Re: Two questions about %a

2011-03-04 Thread Magnus Lie Hetland
On 2011-03-04 03:16:50 +0100, Nick Sabalausky said: I'm no floating-point expert, but I would think that the only way to get an exact representation would be to output the raw data in hex (or binary, or octal, etc): writef(0x%X, cast(ulong)1.2); That's also an option, certainly. Then I

Re: Two questions about %a

2011-03-03 Thread Nick Sabalausky
Lars T. Kyllingstad public@kyllingen.NOSPAMnet wrote in message news:iknfsh$13ga$1...@digitalmars.com... On Wed, 02 Mar 2011 13:35:11 +0100, Magnus Lie Hetland wrote: First question: I just noticed that writefln(%a, 1.2) writes 0x1.3p+0, while writeln(format(%a, 1.2)) (that is,

Two questions about %a

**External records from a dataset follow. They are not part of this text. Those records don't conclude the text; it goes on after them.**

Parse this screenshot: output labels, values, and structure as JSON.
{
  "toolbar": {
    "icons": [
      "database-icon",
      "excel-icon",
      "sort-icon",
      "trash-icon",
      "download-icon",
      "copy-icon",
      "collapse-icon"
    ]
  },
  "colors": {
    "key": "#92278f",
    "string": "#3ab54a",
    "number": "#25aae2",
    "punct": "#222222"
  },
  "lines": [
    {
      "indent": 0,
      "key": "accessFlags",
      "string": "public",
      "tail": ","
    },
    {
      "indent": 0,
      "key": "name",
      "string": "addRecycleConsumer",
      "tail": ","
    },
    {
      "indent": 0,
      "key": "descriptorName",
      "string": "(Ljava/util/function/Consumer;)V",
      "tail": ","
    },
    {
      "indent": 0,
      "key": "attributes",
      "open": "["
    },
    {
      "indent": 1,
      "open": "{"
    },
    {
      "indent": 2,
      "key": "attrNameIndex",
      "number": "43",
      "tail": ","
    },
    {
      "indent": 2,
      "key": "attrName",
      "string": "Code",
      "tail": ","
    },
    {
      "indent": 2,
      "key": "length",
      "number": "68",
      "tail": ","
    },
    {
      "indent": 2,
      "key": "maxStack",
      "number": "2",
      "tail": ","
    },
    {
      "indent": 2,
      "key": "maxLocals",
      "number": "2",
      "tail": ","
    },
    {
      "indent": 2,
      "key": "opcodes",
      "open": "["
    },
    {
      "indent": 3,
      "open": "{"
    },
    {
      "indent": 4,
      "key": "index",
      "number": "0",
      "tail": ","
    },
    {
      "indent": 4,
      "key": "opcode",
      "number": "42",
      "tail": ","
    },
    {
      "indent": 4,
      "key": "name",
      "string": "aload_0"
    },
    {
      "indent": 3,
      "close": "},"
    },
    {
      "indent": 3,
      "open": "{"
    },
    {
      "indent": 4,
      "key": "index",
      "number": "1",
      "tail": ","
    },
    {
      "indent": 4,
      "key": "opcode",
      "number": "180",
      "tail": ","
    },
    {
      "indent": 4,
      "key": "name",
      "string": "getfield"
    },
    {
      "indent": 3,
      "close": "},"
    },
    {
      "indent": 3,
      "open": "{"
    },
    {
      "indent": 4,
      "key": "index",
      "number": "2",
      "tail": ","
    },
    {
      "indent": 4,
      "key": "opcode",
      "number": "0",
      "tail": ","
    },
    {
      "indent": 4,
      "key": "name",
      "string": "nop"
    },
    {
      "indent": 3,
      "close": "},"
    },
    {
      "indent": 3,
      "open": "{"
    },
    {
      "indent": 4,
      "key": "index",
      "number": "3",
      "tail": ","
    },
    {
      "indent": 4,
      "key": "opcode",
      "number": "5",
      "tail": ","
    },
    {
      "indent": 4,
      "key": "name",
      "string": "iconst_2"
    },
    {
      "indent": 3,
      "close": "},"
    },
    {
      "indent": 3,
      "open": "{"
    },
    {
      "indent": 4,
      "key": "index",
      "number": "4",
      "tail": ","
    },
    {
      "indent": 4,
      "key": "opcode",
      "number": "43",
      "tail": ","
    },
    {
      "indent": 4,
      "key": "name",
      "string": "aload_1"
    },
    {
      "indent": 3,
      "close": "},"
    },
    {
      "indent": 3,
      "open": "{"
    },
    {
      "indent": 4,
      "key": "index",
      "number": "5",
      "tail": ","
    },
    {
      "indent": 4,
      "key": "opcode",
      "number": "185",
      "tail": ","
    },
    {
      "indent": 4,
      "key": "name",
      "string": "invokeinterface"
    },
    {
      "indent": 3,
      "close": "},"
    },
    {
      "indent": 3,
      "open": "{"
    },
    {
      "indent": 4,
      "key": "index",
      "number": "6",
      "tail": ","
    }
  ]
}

2011-03-02 Thread Magnus Lie Hetland
First question: I just noticed that writefln(%a, 1.2) writes 0x1.3p+0, while writeln(format(%a, 1.2)) (that is, with std.string.format) writes 0x9.8p-3 ... wouldn't it be nice to be consistent here? (The former is what printf in gcc gives.) Or am I missing a difference

Re: Two questions about %a

2011-03-02 Thread Lars T. Kyllingstad
On Wed, 02 Mar 2011 13:35:11 +0100, Magnus Lie Hetland wrote: First question: I just noticed that writefln(%a, 1.2) writes 0x1.3p+0, while writeln(format(%a, 1.2)) (that is, with std.string.format) writes 0x9.8p-3 ... wouldn't it be nice to be consistent here? (The

Re: Two questions about converting a C header file

2010-09-24 Thread Sean Kelly
Juanjo Alvarez Wrote: Hi, I'm converting a C header file but there are two things left: 1. If the header file contains some D reserved word (in my case, in and out in a struct) what is the best way to workaround it? Do you write another C file and link about it? The convention I use

Two questions about converting a C header file

2010-09-23 Thread Juanjo Alvarez
Hi, I'm converting a C header file but there are two things left: 1. If the header file contains some D reserved word (in my case, in and out in a struct) what is the best way to workaround it? Do you write another C file and link about it? 2. What about va_list?

Re: Two questions about converting a C header file

2010-09-23 Thread Juanjo Alvarez
Auto reply, found both: 1. Just rename the varname, stupid stupid stupid! 2. import std.c.stdarg On Thu, 23 Sep 2010 19:44:44 +, Juanjo Alvarez wrote: Hi, I'm converting a C header file but there are two things left: 1. If the header file contains some D reserved word (in my case,